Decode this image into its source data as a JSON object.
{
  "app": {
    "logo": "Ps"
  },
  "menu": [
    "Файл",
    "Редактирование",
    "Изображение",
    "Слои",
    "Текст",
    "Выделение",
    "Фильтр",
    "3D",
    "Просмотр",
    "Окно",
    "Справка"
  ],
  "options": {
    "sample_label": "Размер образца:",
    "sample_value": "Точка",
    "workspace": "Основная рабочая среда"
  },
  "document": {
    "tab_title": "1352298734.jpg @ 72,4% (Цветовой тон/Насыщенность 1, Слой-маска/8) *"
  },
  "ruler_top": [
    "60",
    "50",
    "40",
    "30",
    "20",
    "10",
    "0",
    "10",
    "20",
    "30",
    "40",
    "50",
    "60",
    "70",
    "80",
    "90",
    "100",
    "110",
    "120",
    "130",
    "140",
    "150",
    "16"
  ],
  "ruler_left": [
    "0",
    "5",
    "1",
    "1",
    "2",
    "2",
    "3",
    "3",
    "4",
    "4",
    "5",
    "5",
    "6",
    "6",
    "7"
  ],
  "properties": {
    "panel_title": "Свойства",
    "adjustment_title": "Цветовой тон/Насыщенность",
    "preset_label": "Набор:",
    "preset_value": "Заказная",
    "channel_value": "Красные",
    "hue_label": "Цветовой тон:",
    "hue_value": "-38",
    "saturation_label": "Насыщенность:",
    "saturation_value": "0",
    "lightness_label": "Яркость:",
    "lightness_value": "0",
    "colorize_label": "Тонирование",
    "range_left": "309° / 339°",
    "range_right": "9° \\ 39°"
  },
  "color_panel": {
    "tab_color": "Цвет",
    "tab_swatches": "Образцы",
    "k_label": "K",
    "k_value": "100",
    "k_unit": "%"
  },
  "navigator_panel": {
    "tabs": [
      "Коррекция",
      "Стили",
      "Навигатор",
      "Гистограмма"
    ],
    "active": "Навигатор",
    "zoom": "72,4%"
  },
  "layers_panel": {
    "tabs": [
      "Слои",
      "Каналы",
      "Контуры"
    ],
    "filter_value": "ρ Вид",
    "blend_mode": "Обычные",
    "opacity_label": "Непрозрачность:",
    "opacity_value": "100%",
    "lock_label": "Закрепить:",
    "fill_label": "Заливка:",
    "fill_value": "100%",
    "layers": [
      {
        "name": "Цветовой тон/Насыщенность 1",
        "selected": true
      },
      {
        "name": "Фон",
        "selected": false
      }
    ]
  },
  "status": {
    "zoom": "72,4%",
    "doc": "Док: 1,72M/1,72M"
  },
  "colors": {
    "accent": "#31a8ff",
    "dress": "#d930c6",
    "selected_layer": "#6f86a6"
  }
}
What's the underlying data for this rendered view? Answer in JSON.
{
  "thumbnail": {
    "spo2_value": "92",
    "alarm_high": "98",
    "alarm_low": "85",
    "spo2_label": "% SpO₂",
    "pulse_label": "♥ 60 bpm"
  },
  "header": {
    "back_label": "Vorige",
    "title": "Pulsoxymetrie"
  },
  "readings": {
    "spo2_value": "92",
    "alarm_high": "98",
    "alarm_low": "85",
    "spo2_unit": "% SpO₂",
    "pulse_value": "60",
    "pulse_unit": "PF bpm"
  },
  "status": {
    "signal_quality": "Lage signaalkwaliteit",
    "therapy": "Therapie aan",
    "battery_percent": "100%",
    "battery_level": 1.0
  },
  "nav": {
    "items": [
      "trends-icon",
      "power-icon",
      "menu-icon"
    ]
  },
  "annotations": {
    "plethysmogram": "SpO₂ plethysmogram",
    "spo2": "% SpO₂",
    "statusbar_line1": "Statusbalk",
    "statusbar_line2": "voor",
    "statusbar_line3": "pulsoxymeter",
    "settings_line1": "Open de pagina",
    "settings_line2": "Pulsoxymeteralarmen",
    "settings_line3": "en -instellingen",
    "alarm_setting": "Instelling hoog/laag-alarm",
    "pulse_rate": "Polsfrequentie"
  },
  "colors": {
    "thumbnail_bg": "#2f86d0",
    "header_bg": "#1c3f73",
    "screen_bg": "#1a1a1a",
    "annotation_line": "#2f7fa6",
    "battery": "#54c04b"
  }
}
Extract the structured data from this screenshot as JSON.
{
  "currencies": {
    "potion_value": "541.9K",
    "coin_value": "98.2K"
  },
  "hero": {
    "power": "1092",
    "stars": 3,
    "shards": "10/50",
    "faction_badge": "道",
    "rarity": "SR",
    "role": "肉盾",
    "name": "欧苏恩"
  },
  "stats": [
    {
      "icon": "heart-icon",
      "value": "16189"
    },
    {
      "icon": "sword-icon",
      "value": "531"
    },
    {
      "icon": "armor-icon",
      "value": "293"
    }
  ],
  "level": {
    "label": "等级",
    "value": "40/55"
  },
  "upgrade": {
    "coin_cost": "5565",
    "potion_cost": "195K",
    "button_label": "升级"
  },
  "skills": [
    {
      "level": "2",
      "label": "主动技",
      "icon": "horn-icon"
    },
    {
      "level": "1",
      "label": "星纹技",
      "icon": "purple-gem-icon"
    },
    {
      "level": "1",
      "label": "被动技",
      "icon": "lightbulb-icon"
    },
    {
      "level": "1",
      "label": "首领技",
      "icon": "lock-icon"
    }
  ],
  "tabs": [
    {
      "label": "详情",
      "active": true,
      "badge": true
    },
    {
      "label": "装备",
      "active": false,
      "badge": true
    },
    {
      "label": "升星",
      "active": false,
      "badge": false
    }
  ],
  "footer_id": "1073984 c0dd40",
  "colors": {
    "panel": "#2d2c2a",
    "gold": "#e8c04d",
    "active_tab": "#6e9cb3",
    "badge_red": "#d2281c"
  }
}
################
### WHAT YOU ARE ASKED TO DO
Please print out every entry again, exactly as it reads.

### FINISHED EXERCISE
Decode this image into its source data as a JSON object.
{
  "app": {
    "logo": "Ps"
  },
  "menu": [
    "Файл",
    "Редактирование",
    "Изображение",
    "Слои",
    "Текст",
    "Выделение",
    "Фильтр",
    "3D",
    "Просмотр",
    "Окно",
    "Справка"
  ],
  "options": {
    "sample_label": "Размер образца:",
    "sample_value": "Точка",
    "workspace": "Основная рабочая среда"
  },
  "document": {
    "tab_title": "1352298734.jpg @ 72,4% (Цветовой тон/Насыщенность 1, Слой-маска/8) *"
  },
  "ruler_top": [
    "60",
    "50",
    "40",
    "30",
    "20",
    "10",
    "0",
    "10",
    "20",
    "30",
    "40",
    "50",
    "60",
    "70",
    "80",
    "90",
    "100",
    "110",
    "120",
    "130",
    "140",
    "150",
    "16"
  ],
  "ruler_left": [
    "0",
    "5",
    "1",
    "1",
    "2",
    "2",
    "3",
    "3",
    "4",
    "4",
    "5",
    "5",
    "6",
    "6",
    "7"
  ],
  "properties": {
    "panel_title": "Свойства",
    "adjustment_title": "Цветовой тон/Насыщенность",
    "preset_label": "Набор:",
    "preset_value": "Заказная",
    "channel_value": "Красные",
    "hue_label": "Цветовой тон:",
    "hue_value": "-38",
    "saturation_label": "Насыщенность:",
    "saturation_value": "0",
    "lightness_label": "Яркость:",
    "lightness_value": "0",
    "colorize_label": "Тонирование",
    "range_left": "309° / 339°",
    "range_right": "9° \\ 39°"
  },
  "color_panel": {
    "tab_color": "Цвет",
    "tab_swatches": "Образцы",
    "k_label": "K",
    "k_value": "100",
    "k_unit": "%"
  },
  "navigator_panel": {
    "tabs": [
      "Коррекция",
      "Стили",
      "Навигатор",
      "Гистограмма"
    ],
    "active": "Навигатор",
    "zoom": "72,4%"
  },
  "layers_panel": {
    "tabs": [
      "Слои",
      "Каналы",
      "Контуры"
    ],
    "filter_value": "ρ Вид",
    "blend_mode": "Обычные",
    "opacity_label": "Непрозрачность:",
    "opacity_value": "100%",
    "lock_label": "Закрепить:",
    "fill_label": "Заливка:",
    "fill_value": "100%",
    "layers": [
      {
        "name": "Цветовой тон/Насыщенность 1",
        "selected": true
      },
      {
        "name": "Фон",
        "selected": false
      }
    ]
  },
  "status": {
    "zoom": "72,4%",
    "doc": "Док: 1,72M/1,72M"
  },
  "colors": {
    "accent": "#31a8ff",
    "dress": "#d930c6",
    "selected_layer": "#6f86a6"
  }
}
What's the underlying data for this rendered view? Answer in JSON.
{
  "thumbnail": {
    "spo2_value": "92",
    "alarm_high": "98",
    "alarm_low": "85",
    "spo2_label": "% SpO₂",
    "pulse_label": "♥ 60 bpm"
  },
  "header": {
    "back_label": "Vorige",
    "title": "Pulsoxymetrie"
  },
  "readings": {
    "spo2_value": "92",
    "alarm_high": "98",
    "alarm_low": "85",
    "spo2_unit": "% SpO₂",
    "pulse_value": "60",
    "pulse_unit": "PF bpm"
  },
  "status": {
    "signal_quality": "Lage signaalkwaliteit",
    "therapy": "Therapie aan",
    "battery_percent": "100%",
    "battery_level": 1.0
  },
  "nav": {
    "items": [
      "trends-icon",
      "power-icon",
      "menu-icon"
    ]
  },
  "annotations": {
    "plethysmogram": "SpO₂ plethysmogram",
    "spo2": "% SpO₂",
    "statusbar_line1": "Statusbalk",
    "statusbar_line2": "voor",
    "statusbar_line3": "pulsoxymeter",
    "settings_line1": "Open de pagina",
    "settings_line2": "Pulsoxymeteralarmen",
    "settings_line3": "en -instellingen",
    "alarm_setting": "Instelling hoog/laag-alarm",
    "pulse_rate": "Polsfrequentie"
  },
  "colors": {
    "thumbnail_bg": "#2f86d0",
    "header_bg": "#1c3f73",
    "screen_bg": "#1a1a1a",
    "annotation_line": "#2f7fa6",
    "battery": "#54c04b"
  }
}
Extract the structured data from this screenshot as JSON.
{
  "currencies": {
    "potion_value": "541.9K",
    "coin_value": "98.2K"
  },
  "hero": {
    "power": "1092",
    "stars": 3,
    "shards": "10/50",
    "faction_badge": "道",
    "rarity": "SR",
    "role": "肉盾",
    "name": "欧苏恩"
  },
  "stats": [
    {
      "icon": "heart-icon",
      "value": "16189"
    },
    {
      "icon": "sword-icon",
      "value": "531"
    },
    {
      "icon": "armor-icon",
      "value": "293"
    }
  ],
  "level": {
    "label": "等级",
    "value": "40/55"
  },
  "upgrade": {
    "coin_cost": "5565",
    "potion_cost": "195K",
    "button_label": "升级"
  },
  "skills": [
    {
      "level": "2",
      "label": "主动技",
      "icon": "horn-icon"
    },
    {
      "level": "1",
      "label": "星纹技",
      "icon": "purple-gem-icon"
    },
    {
      "level": "1",
      "label": "被动技",
      "icon": "lightbulb-icon"
    },
    {
      "level": "1",
      "label": "首领技",
      "icon": "lock-icon"
    }
  ],
  "tabs": [
    {
      "label": "详情",
      "active": true,
      "badge": true
    },
    {
      "label": "装备",
      "active": false,
      "badge": true
    },
    {
      "label": "升星",
      "active": false,
      "badge": false
    }
  ],
  "footer_id": "1073984 c0dd40",
  "colors": {
    "panel": "#2d2c2a",
    "gold": "#e8c04d",
    "active_tab": "#6e9cb3",
    "badge_red": "#d2281c"
  }
}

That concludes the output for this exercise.